Importance of Early Diagnosis

When it comes to autism, early diagnosis plays a crucial role in ensuring that children receive the support and interventions they need to thrive. Identifying signs of autism in newborns and getting a diagnosis as early as possible can make a significant difference in a child’s development and future outcomes.

One of the key benefits of early diagnosis is the opportunity for early intervention. Research has shown that early intervention can have a positive impact on a child’s overall development, especially in areas such as communication, social interaction, and cognitive skills.
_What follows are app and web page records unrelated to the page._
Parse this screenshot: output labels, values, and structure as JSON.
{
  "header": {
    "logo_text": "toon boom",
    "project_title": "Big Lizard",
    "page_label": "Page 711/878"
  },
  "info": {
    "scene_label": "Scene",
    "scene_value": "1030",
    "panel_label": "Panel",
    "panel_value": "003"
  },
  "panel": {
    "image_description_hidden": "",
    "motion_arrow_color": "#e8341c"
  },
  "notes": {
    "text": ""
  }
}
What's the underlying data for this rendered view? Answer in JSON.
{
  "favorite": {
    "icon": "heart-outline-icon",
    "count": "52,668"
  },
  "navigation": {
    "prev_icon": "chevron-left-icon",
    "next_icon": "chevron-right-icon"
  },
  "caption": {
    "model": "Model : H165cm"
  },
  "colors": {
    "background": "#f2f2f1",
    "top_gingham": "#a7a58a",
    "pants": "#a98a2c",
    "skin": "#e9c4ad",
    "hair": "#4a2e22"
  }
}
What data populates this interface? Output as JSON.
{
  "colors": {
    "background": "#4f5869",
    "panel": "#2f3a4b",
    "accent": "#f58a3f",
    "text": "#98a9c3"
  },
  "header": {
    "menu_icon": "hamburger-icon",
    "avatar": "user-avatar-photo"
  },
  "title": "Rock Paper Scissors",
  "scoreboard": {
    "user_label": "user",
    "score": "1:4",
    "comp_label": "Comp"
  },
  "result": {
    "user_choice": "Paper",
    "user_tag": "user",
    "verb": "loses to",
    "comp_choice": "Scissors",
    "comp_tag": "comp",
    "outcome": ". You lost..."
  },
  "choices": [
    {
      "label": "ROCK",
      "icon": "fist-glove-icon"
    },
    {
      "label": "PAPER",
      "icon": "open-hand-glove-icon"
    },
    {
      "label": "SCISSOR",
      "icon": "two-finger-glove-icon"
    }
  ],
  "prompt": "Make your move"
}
By starting interventions as early as possible, children with autism can begin learning basic skills that aid in communication and social interaction.

Early intervention programs are designed to target specific areas of development affected by autism. These programs typically involve a combination of therapies, including speech therapy, occupational therapy, and behavioral interventions. The goal is to provide children with the necessary tools and strategies to improve their communication, social skills, and adaptive behaviors.

Support Network

Another important aspect of early diagnosis is the establishment of a support network for the child and their family. A diagnosis of autism can be overwhelming for parents and caregivers, but having a support network in place can make a significant difference in navigating the challenges that may arise.

A support network can include a range of professionals, such as pediatricians, psychologists, and therapists, who specialize in working with children with autism. These professionals can provide guidance, resources, and ongoing support to families as they navigate their journey with autism.

In addition to professional support, connecting with other parents and caregivers who have children with autism can be invaluable. Support groups, online communities, and local organizations can provide a sense of community, understanding, and shared experiences. These networks can offer emotional support, practical advice, and a platform for parents and caregivers to share their stories and learn from one another.

 

Sources:

https://www.parents.com/baby/health/autism/early-signs-of-autism-in-babies/

https://childmind.org/article/what-are-the-earliest-signs-of-autism/

https://www.healthline.com/health/autism/signs-of-autism-in-babies

golden-user
Latest posts by golden-user (see all)
Sign up for our Newsletter

Enter your email and stay on top of things,

Subscribe!